I didn’t see the forecast in time to write about it, so I’ll give some pointers about how to photograph snow next time.
• Snow is white, but your camera doesn’t know that. Its meter will try to find the correct exposure for the whole scene and ends up making snow kind of grey. Solution? Use exposure compensation ... that little +/- on your camera ... to tell it to make things brighter. It’s a delicate balance, but you can finesse it with a little practice to find just the right balance between grey snow and completely washed-out snow.
• Speaking of grey snow, most cameras tend to make snow kind of bluish. Solution? Set your white balance to cloudy or even shady. One reason snow tends to turn blue in pictures is that it is often illuminated by blue sky, which brings us to ...
• Snow is beautiful any time, but it takes on added spark when the sun comes out. For years I snow skied in New Mexico, where it is sunny most of the time, and the slopes were absolutely gorgeous, gleaming in the high country sunshine. This, too, requires some finesse, mainly because if the sun is in your frame, your camera tends to make the image too dark. Exposure compensation to the rescue.
• Sunshine in blue sky has long been a powerful tool in my toolbox. There’s a little trick that can make it easier to get the sun in a frame without overpowering the image with it: Duck behind a tree branch between you and the sun, compose your image and set your exposure, then move slightly to get the sun to peek out from behind the branch.
• The sun will look prettier if you can create “sunstars,” spikes of light coming from bright points of light like the sun. Some lenses make great sunstars, while others don’t make sunstars at all.
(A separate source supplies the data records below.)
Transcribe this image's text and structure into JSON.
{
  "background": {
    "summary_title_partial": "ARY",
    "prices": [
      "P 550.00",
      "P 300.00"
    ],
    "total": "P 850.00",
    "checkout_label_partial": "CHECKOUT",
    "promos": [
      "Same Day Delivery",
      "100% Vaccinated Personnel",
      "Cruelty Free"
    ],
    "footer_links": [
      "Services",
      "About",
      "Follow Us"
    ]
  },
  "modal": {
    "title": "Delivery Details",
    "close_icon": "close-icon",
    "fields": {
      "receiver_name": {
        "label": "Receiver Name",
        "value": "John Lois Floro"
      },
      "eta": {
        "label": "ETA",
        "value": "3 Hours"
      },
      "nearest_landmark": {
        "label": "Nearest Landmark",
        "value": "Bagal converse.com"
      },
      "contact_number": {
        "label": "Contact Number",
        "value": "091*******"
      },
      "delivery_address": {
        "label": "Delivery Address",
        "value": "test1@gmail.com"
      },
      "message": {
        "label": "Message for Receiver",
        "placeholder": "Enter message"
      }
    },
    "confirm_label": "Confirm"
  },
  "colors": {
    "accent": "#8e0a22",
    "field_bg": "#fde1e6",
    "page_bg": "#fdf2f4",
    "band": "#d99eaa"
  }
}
Smartphone cameras usually don’t. One trick to get good sunstars is to use very small apertures. The formula for sunstars is: If your lens has an even number of aperture blades, it will make that many sunstar spikes, while if your lens has an odd number of aperture blades, it will make twice as many sunstar spikes. A six-bladed aperture, for example, makes six-pointed sunstars, while a seven-bladed aperture makes 14-point sunstars.
• Snow is brighter than you realize, even when it’s cloudy. I made the mistake of walking our wolfhound Wednesday without sunglasses, because it was cloudy. When I came inside, all I could see was purple haze, literally. I was temporarily, partially snow blind. It cleared in a few minutes, but I was aggravated with myself for not remembering to wear sunglasses, which I have done for decades in the snow.
Stay warm, have fun and make great snow pictures.